* Task directions *
Tally how many lines in the data below include "Followed", then please reply with only that figure.

* Data to examine *

►

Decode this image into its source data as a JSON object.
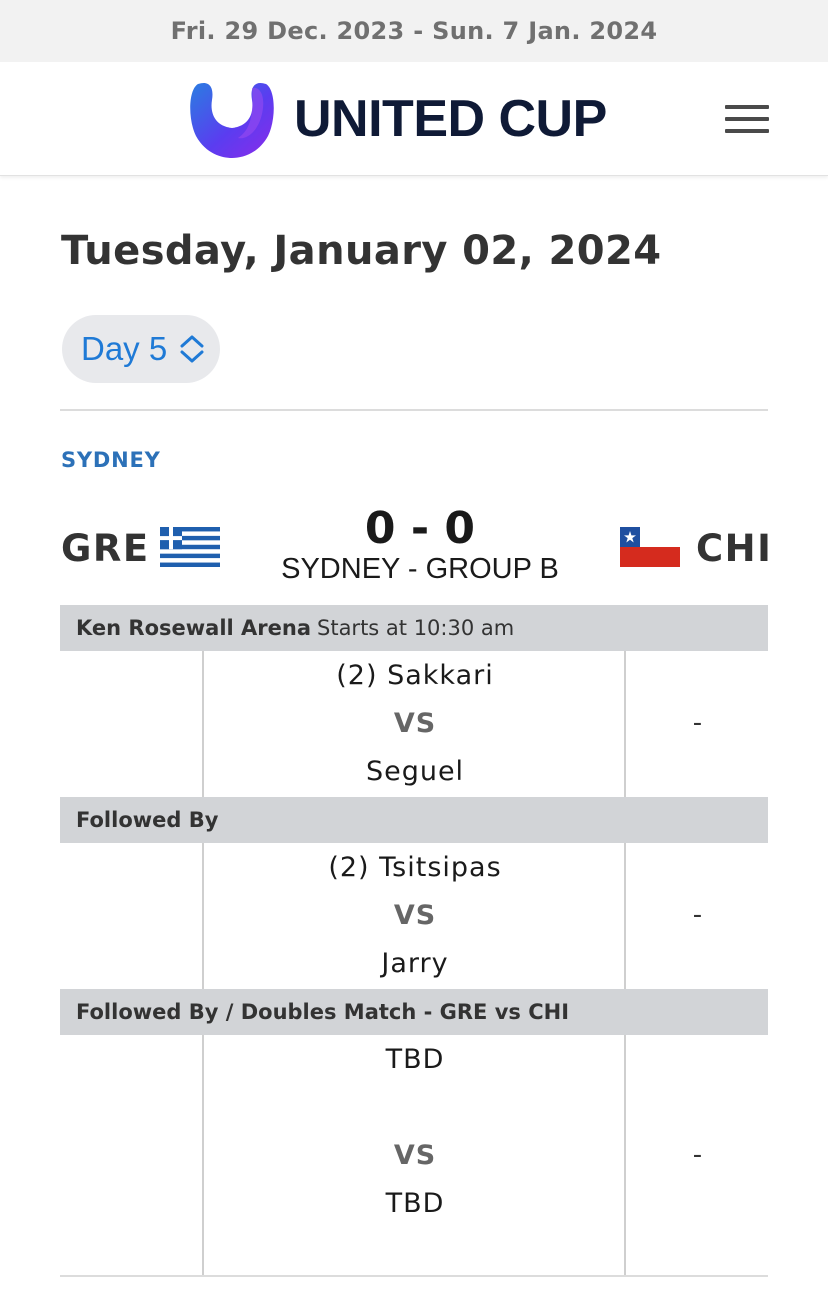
{
  "event_dates": "Fri. 29 Dec. 2023 - Sun. 7 Jan. 2024",
  "brand": {
    "name": "UNITED CUP",
    "logo_icon": "united-cup-u-logo",
    "menu_icon": "hamburger-menu-icon"
  },
  "page_title": "Tuesday, January 02, 2024",
  "day_selector": {
    "label": "Day 5",
    "icon": "chevron-up-down-icon"
  },
  "city": "SYDNEY",
  "tie": {
    "home": {
      "code": "GRE",
      "flag": "greece-flag"
    },
    "away": {
      "code": "CHI",
      "flag": "chile-flag"
    },
    "score": "0 - 0",
    "group": "SYDNEY - GROUP B"
  },
  "schedule": [
    {
      "header_bold": "Ken Rosewall Arena",
      "header_rest": "Starts at 10:30 am",
      "player1": "(2) Sakkari",
      "vs": "VS",
      "player2": "Seguel",
      "result": "-"
    },
    {
      "header_bold": "Followed By",
      "header_rest": "",
      "player1": "(2) Tsitsipas",
      "vs": "VS",
      "player2": "Jarry",
      "result": "-"
    },
    {
      "header_bold": "Followed By / Doubles Match - GRE vs CHI",
      "header_rest": "",
      "player1": "TBD",
      "vs": "VS",
      "player2": "TBD",
      "result": "-"
    }
  ],
  "colors": {
    "brand_navy": "#0f1a36",
    "accent_blue": "#1f7ad6",
    "city_blue": "#2c71b8",
    "band_gray": "#d2d4d7"
  }
}
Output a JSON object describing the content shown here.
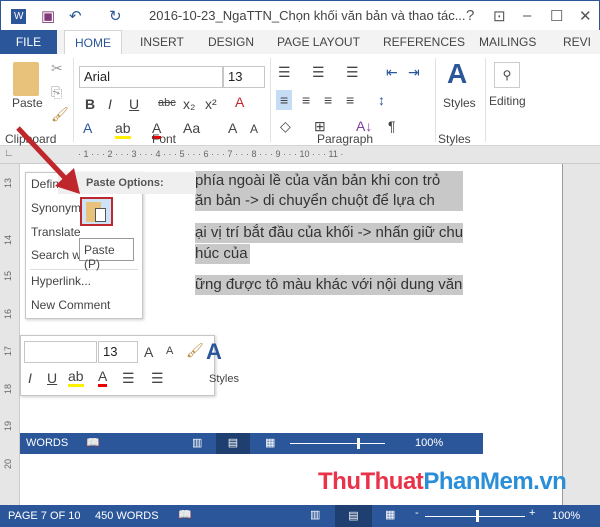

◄

* Output *
2